» **Task details**
Scan the data below. Pull out each line where "icon" occurs.
*** Task material Section Begins ***
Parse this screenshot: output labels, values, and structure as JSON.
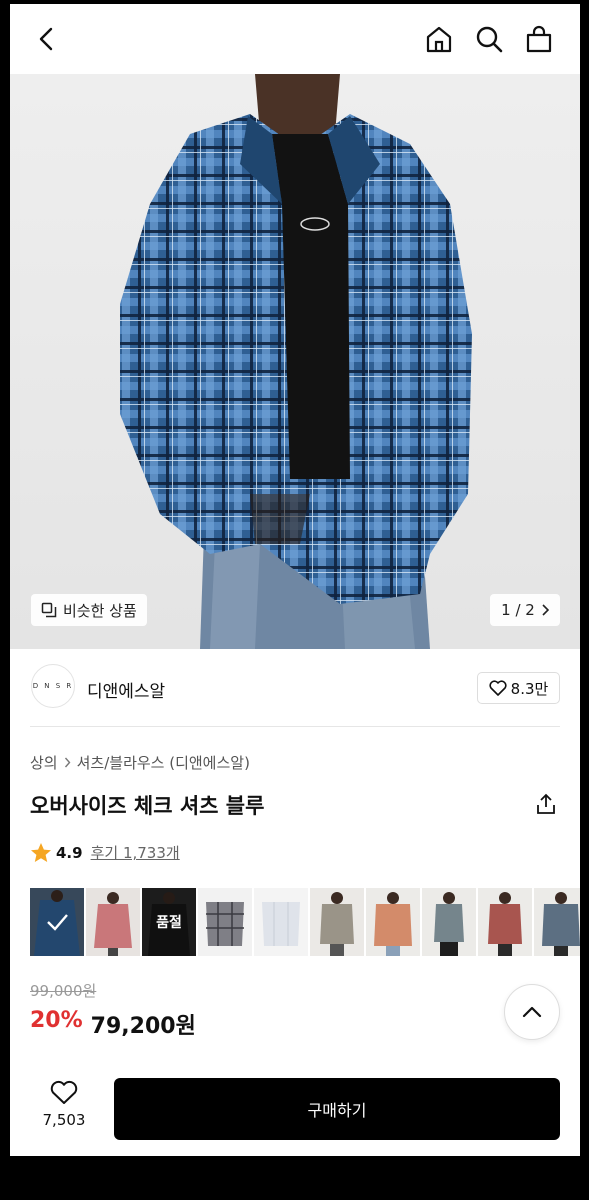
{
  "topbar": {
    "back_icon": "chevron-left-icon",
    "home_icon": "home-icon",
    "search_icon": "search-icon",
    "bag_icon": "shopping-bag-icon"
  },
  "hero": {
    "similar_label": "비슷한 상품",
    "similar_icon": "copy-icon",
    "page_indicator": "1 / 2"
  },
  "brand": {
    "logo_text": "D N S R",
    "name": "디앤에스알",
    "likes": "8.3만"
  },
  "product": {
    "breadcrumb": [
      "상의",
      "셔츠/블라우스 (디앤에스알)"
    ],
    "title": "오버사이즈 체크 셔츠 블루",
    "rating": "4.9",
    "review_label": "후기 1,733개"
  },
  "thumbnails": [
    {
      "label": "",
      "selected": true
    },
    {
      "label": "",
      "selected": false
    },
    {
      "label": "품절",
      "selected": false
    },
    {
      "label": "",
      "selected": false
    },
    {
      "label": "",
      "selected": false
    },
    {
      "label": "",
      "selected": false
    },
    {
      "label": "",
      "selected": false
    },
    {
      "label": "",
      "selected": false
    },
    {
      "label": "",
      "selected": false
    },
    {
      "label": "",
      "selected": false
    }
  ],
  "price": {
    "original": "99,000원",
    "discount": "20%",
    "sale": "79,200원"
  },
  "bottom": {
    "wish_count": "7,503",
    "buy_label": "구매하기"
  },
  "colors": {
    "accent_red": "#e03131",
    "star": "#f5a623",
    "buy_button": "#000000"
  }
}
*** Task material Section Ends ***
» **Expected output**
    "back_icon": "chevron-left-icon",
    "home_icon": "home-icon",
    "search_icon": "search-icon",
    "bag_icon": "shopping-bag-icon"
    "similar_icon": "copy-icon",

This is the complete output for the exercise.